 I first became aware of the academic divide while at Delhi University. The college I attended was divided into 'artsies' and 'sciencies'. The divide was quite objective: artsies received Bachelor of Arts degrees in subjects like economics, English, history, or philosophy; sciencies earned Bachelor of Science degrees in physics, chemistry, or computer science. (Interestingly, you do either a B.A. or a B.Sc. in mathematics.) But the differences were more than academic: they were also cultural and class-based. According to the stereotype, artsies were cool, fashionable, intellectual, and seemed to have a great deal of free time to indulge in extra-curricular activities. Sciencies were shy, awkward, unsociable, and were bogged down in laboratories during the crucial afternoons, when the artsies were engaging their creative sides and/or holding forth in the college cafe. I was a sciencie with mostly arstie friends — a member of both tribes, and therefore neither.
 Arthur Krystal's article definitely gives the impression that it is the quality of humanities discourse that has suffered, rather than the quantity of people in the humanities. In his view, mechanistic thinking amounts to a narrowing of scope. A related point — that history now suffers from short-term thinking — has been made by David Armitage and Jo Guldi in an article entitled “Bonfire of the humanities“. People in the humanities do seem to enjoy evoking the doom-and-gloom of Old Testament prophets.
 A blog post at the Chronicle by Benjamin Schmidt entitled “A Crisis in the Humanities?” presents the data on humanities enrollments in the United States. Schmidt's graphs vividly demonstrate that in the 1960s humanities degrees exploded as a percentage of all degrees, and then declined just as fast, more or less returning to 1950s levels. But the 'percentage of all degrees' is an oddly inward-looking measure, focused only on university market-share: it doesn't take into the distribution of humanities degrees in the general population. If instead one looks at humanities degrees as a percentage of the college-age population, the current proportion of humanities degree holders is higher than in the 1950s, and has held more or less constant since the 1990s. The numbers suggest that if there really is a crisis in the humanities it has little to do with enrollment.

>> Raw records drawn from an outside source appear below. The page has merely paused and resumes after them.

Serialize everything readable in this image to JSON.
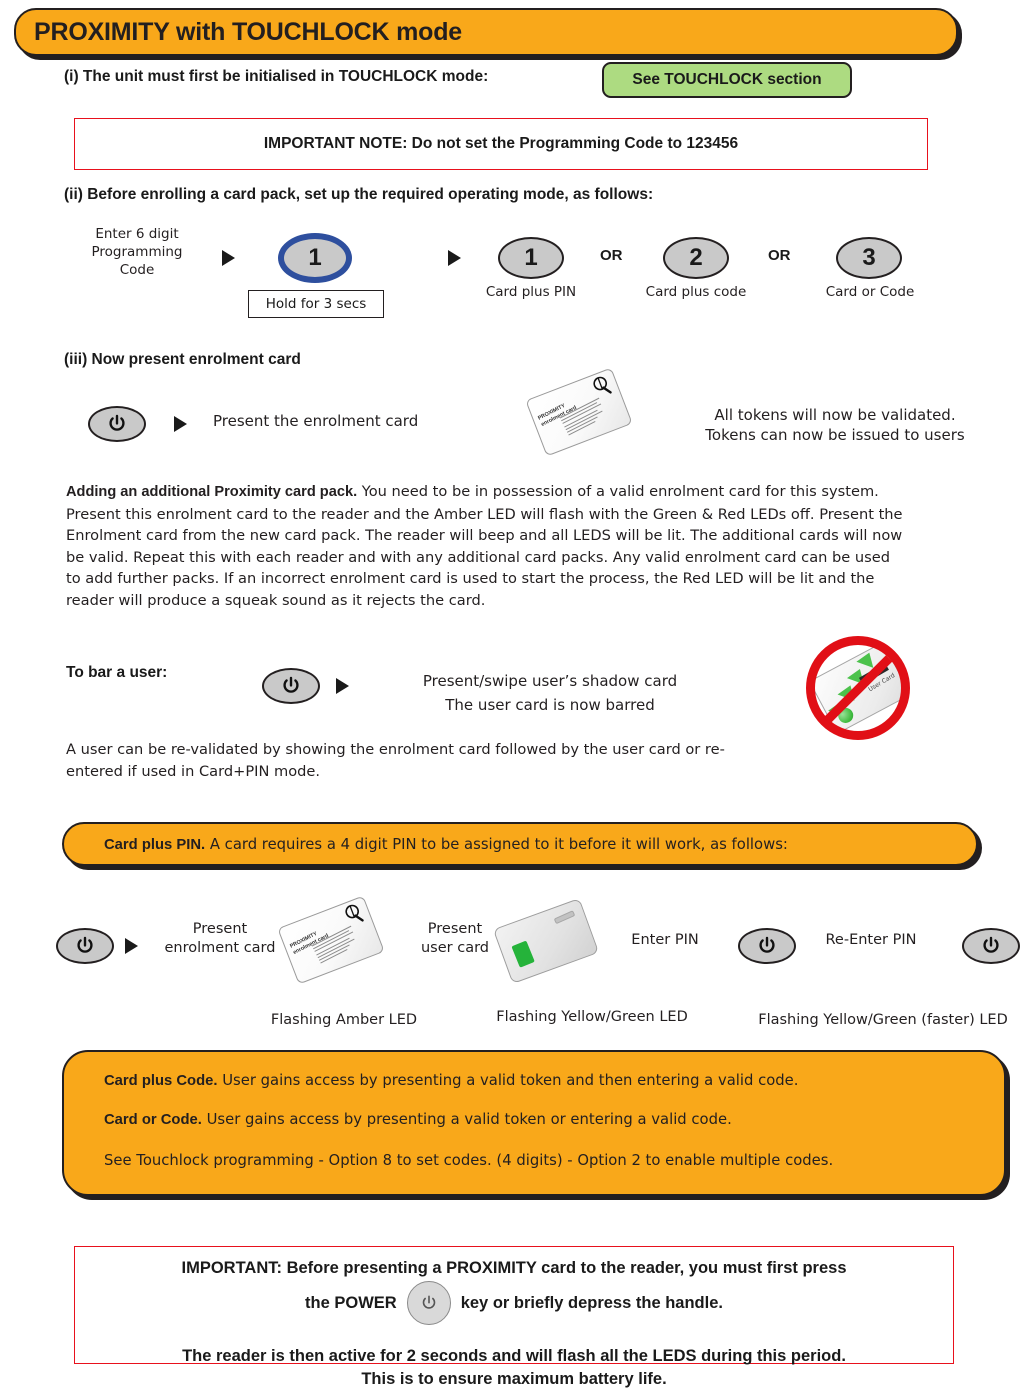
{
  "header": {
    "title": "PROXIMITY with TOUCHLOCK mode",
    "bar_color": "#f9a81a"
  },
  "step_i": {
    "text": "(i) The unit must first be initialised in TOUCHLOCK mode:",
    "badge_label": "See TOUCHLOCK section",
    "badge_color": "#addb81"
  },
  "important_note": {
    "text": "IMPORTANT NOTE: Do not set the Programming Code to 123456",
    "border_color": "#e8111d"
  },
  "step_ii": {
    "text": "(ii) Before enrolling a card pack, set up the required operating mode, as follows:",
    "enter_code_label": "Enter 6 digit\nProgramming\nCode",
    "mode_button": "1",
    "hold_label": "Hold for 3 secs",
    "highlight_color": "#2e4f9e",
    "options": [
      {
        "number": "1",
        "label": "Card plus PIN"
      },
      {
        "number": "2",
        "label": "Card plus code"
      },
      {
        "number": "3",
        "label": "Card or Code"
      }
    ],
    "or_label": "OR"
  },
  "step_iii": {
    "heading": "(iii) Now present enrolment card",
    "action_label": "Present the enrolment card",
    "result_line1": "All tokens will now be validated.",
    "result_line2": "Tokens can now be issued to users",
    "card_title_line1": "PROXIMITY",
    "card_title_line2": "enrolment card"
  },
  "adding_pack": {
    "heading": "Adding an additional Proximity card pack.",
    "body": "You need to be in possession of a valid enrolment card for this system.  Present this enrolment card to the reader and the Amber LED will flash with the Green & Red LEDs off. Present the Enrolment card from the new card pack. The reader will beep and all LEDS will be lit. The additional cards will now be valid. Repeat this with each reader and with any additional card packs. Any valid enrolment card can be used to add further packs. If an incorrect enrolment card is used to start the process, the Red LED will be lit and the reader will produce a squeak sound as it rejects the card."
  },
  "bar_user": {
    "heading": "To bar a user:",
    "action_line1": "Present/swipe user’s shadow card",
    "action_line2": "The user card is now barred",
    "card_label": "User Card",
    "revalidate_text": "A user can be re-validated by showing the enrolment card followed by the user card or re-entered if used in Card+PIN mode."
  },
  "card_plus_pin_banner": {
    "bold": "Card plus PIN.",
    "rest": "A card requires a 4 digit PIN to be assigned to it before it will work, as follows:"
  },
  "pin_flow": {
    "steps": [
      {
        "label_line1": "Present",
        "label_line2": "enrolment card"
      },
      {
        "label_line1": "Present",
        "label_line2": "user card"
      },
      {
        "label_line1": "Enter PIN",
        "label_line2": ""
      },
      {
        "label_line1": "Re-Enter PIN",
        "label_line2": ""
      }
    ],
    "led_amber": "Flashing Amber LED",
    "led_yellow_green": "Flashing Yellow/Green LED",
    "led_yellow_green_faster": "Flashing Yellow/Green (faster) LED"
  },
  "code_panel": {
    "line1_bold": "Card plus Code.",
    "line1_rest": "User gains access by presenting a valid token and then entering a valid code.",
    "line2_bold": "Card or Code.",
    "line2_rest": "User gains access by presenting a valid token or entering a valid code.",
    "line3": "See Touchlock programming - Option 8 to set codes. (4 digits) - Option 2 to enable multiple codes."
  },
  "final_note": {
    "line1": "IMPORTANT:  Before presenting a PROXIMITY card to the reader, you must first press",
    "line2a": "the POWER",
    "line2b": "key or briefly depress the handle.",
    "line3": "The reader is then active for 2 seconds and will flash all the LEDS during this period.",
    "line4": "This is to ensure maximum battery life."
  }
}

 A recent investigation by the scientific journal Nature examines who is benefiting the most from US government research funding. Universities retain a large percentage — between 20% and 85% — of grant money awarded to researchers. Even larger percentages may be retained by hospitals and non-profit research institutes. These sums go towards “overheads”, administrative support and other forms of rent charged by the university. The Nature investigation also covers the debate about whether these funds really are necessary for universities. Some observers claim that the system encourages wasteful spending on flashy new buildings and overgrown administrative teams. (David Graeber has made related points in his essay on “bullshit jobs”, and his piece on the impact of neoliberal ideology on scientific and technological innovation. ) University administrators counter that the funds actually pay for essential facilities and administrative services.
 The process of inclusion is still far from complete, but hopefully the daunting litanies of last names will soon start to include a few non-European names. Perhaps people should just engage with the ideas themselves and give credit in the footnotes. I'm a big fan of footnotes.
 I had to resist the urge to throw in a “Prophet of Profit”.